SEATTLE - A woman called police to report a Peeping Tom, but not the traditional kind. She says a drone was looking into her downtown Seattle apartment window at Stewart Street and Terry Avenue, and the people operating it had camera equipment.
Seattle police say there's only one way it could constitute a crime, and it's hard to prove.
"Had you heard there was a drone flying around this area?” KIRO 7 asked one woman who lives on the eighth floor of an apartment building near that intersection.
“I had not, no,” Candace Hackett said. “Well, that’s interesting. Big Brother much? (That’s) kind of my gut instinct."
Others confirmed there’s a slight “creepy” factor.

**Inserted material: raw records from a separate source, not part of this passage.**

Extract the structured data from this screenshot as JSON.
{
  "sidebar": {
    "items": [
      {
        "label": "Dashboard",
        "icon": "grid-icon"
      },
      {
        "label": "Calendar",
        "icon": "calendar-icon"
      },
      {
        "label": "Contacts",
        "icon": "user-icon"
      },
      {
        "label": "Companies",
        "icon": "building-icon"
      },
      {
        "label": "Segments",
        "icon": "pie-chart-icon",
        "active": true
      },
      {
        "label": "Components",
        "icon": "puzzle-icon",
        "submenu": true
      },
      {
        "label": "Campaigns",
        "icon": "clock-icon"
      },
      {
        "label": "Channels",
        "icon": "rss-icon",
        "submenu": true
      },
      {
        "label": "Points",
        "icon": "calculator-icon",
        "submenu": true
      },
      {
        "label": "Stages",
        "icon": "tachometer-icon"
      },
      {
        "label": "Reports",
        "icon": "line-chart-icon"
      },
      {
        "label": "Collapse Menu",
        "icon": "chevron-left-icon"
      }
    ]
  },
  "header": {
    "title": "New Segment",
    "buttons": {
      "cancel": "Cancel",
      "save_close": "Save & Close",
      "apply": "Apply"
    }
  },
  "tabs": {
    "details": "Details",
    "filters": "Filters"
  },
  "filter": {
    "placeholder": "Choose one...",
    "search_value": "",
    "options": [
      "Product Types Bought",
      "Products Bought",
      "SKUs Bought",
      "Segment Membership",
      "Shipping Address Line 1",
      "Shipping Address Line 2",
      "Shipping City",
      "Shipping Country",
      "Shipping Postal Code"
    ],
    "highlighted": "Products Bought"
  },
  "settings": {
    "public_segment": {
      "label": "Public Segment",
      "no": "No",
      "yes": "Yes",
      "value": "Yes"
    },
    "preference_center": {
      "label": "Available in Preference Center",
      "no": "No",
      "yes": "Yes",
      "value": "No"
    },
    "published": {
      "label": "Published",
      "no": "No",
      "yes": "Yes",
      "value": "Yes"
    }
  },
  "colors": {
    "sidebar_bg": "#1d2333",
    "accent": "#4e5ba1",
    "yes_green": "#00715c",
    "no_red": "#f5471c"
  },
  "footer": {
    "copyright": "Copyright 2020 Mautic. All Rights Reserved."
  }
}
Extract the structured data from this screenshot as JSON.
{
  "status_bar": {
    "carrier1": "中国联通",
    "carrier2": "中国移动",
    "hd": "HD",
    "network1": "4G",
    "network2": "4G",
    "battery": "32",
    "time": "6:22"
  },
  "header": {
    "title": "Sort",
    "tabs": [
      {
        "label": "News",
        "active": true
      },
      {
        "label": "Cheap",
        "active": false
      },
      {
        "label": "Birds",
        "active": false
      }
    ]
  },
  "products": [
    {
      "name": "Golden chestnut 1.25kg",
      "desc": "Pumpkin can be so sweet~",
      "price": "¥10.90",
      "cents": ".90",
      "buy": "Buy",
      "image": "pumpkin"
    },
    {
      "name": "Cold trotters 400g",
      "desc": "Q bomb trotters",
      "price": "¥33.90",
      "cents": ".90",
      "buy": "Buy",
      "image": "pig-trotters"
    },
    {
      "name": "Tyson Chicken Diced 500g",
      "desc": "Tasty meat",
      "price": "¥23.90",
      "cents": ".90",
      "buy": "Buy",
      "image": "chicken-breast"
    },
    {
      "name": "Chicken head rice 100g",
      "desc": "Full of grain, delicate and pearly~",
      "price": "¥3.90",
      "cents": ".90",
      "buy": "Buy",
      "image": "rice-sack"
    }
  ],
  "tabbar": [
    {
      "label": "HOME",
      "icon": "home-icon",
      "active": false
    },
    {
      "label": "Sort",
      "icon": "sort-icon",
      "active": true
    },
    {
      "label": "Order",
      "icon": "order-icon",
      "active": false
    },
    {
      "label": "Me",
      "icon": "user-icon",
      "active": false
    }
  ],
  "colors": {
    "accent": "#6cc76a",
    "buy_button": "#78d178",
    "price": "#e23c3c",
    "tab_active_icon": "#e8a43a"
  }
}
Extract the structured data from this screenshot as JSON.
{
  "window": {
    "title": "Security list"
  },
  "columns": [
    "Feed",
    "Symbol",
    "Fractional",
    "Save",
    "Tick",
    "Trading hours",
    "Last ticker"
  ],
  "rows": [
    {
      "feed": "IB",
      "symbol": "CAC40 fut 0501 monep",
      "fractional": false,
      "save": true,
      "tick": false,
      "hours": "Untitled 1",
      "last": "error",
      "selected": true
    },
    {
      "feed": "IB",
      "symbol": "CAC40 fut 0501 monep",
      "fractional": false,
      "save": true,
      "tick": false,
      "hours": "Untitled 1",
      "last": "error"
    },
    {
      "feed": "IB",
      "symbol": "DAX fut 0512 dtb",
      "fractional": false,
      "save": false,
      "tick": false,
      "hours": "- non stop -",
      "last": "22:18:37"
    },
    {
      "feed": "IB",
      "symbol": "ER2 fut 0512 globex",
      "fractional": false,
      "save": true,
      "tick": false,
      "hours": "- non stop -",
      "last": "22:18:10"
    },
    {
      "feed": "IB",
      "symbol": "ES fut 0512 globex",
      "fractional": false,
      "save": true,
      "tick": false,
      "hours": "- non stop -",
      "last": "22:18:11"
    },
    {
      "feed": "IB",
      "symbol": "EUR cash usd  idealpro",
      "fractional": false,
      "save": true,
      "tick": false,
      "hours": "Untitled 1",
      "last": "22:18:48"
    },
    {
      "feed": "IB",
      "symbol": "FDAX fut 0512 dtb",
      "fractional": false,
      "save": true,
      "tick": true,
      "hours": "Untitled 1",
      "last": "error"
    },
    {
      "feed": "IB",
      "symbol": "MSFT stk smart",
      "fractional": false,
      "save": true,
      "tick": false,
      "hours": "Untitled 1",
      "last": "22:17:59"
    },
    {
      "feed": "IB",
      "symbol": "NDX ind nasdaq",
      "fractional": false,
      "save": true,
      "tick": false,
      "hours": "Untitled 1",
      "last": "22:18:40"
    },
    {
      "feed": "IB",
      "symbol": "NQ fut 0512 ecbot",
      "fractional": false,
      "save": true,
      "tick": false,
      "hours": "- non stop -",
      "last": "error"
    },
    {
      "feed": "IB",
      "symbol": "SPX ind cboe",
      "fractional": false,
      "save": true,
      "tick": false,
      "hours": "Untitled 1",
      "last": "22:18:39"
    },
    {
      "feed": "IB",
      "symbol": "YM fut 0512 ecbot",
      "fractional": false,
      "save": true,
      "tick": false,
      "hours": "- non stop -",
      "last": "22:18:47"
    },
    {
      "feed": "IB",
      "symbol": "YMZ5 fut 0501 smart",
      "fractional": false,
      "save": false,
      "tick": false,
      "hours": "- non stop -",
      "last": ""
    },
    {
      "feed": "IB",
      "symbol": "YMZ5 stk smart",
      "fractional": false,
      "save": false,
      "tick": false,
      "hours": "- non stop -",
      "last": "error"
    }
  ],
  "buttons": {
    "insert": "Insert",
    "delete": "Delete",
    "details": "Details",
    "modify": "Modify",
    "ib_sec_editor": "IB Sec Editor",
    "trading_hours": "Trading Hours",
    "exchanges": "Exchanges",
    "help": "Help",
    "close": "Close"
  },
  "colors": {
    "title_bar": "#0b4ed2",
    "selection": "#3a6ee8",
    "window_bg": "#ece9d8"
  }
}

"It's a little odd,” said Sameer Gopalani, who lives in the same complex as Hackett. “I wonder why it would be flying around and to what purpose."
"The good person in me wants to believe it wasn't someone trying to watch me or another person in the building, but who knows?" said Hackett.
Legally, it doesn't matter. KIRO 7 asked the Federal Aviation Administration, and just Monday, it reaffirmed rules for unmanned model aircraft. They only address air traffic safety, not privacy.
"People do have an expectation of privacy, and they should. But if somebody is outside and they can get a picture of you through your window, that's just living in the city, sorry,” Detective Patrick Michaud with the Seattle Police Department explained.
Seattle police admit there's not much they can do about drone complaints -- with one exception.
"If you feel threatened by it, or you get hit by it, feel free to tell a person, ‘Hey look, that's not cool,’ or you can call police and we can do the talking for you, if you wish,” Michaud concluded.
That's what happened in this case, and police say they're investigating as best they can. SPD actually tried to launch its own drone program, but the former mayor shut it down last year, citing privacy concerns.